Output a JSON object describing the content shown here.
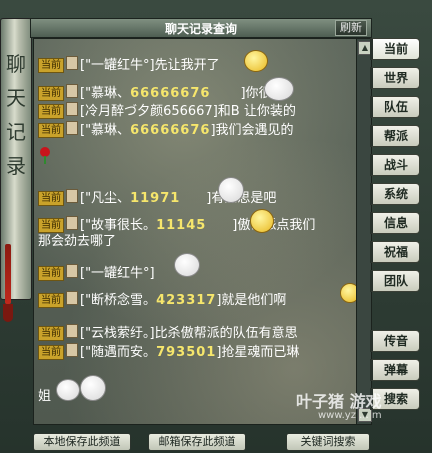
{
  "window": {
    "title": "聊天记录查询",
    "refresh_label": "刷新",
    "left_scroll_text": "聊天记录"
  },
  "chat": {
    "current_tag": "当前",
    "lines": [
      {
        "text": "[\"一罐红牛°]先让我开了"
      },
      {
        "name": "[\"慕琳、",
        "num": "66666676",
        "msg": "]你很牛"
      },
      {
        "text": "[冷月醉づ夕颜656667]和B 让你装的"
      },
      {
        "name": "[\"慕琳、",
        "num": "66666676",
        "msg": "]我们会遇见的"
      },
      {
        "name": "[\"凡尘、",
        "num": "11971",
        "msg": "]有意思是吧"
      },
      {
        "name": "[\"故事很长。",
        "num": "11145",
        "msg": "]傲帮派点我们"
      },
      {
        "text": "那会劲去哪了"
      },
      {
        "text": "[\"一罐红牛°]"
      },
      {
        "name": "[\"断桥念雪。",
        "num": "423317",
        "msg": "]就是他们啊"
      },
      {
        "text": "[\"云栈萦纡。]比杀傲帮派的队伍有意思"
      },
      {
        "name": "[\"随遇而安。",
        "num": "793501",
        "msg": "]抢星魂而已琳"
      },
      {
        "text": "姐"
      }
    ]
  },
  "tabs": [
    "当前",
    "世界",
    "队伍",
    "帮派",
    "战斗",
    "系统",
    "信息",
    "祝福",
    "团队",
    "传音",
    "弹幕",
    "搜索"
  ],
  "buttons": {
    "save_local": "本地保存此频道",
    "save_mail": "邮箱保存此频道",
    "keyword_search": "关键词搜索"
  },
  "watermark": {
    "line1": "叶子猪 游戏",
    "line2": "www.yz ... m"
  },
  "colors": {
    "tag_bg": "#c9a22a",
    "highlight_num": "#f6e66c",
    "panel_bg": "#56604f"
  }
}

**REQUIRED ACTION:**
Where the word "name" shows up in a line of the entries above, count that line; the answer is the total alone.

**RESPONSE:**
6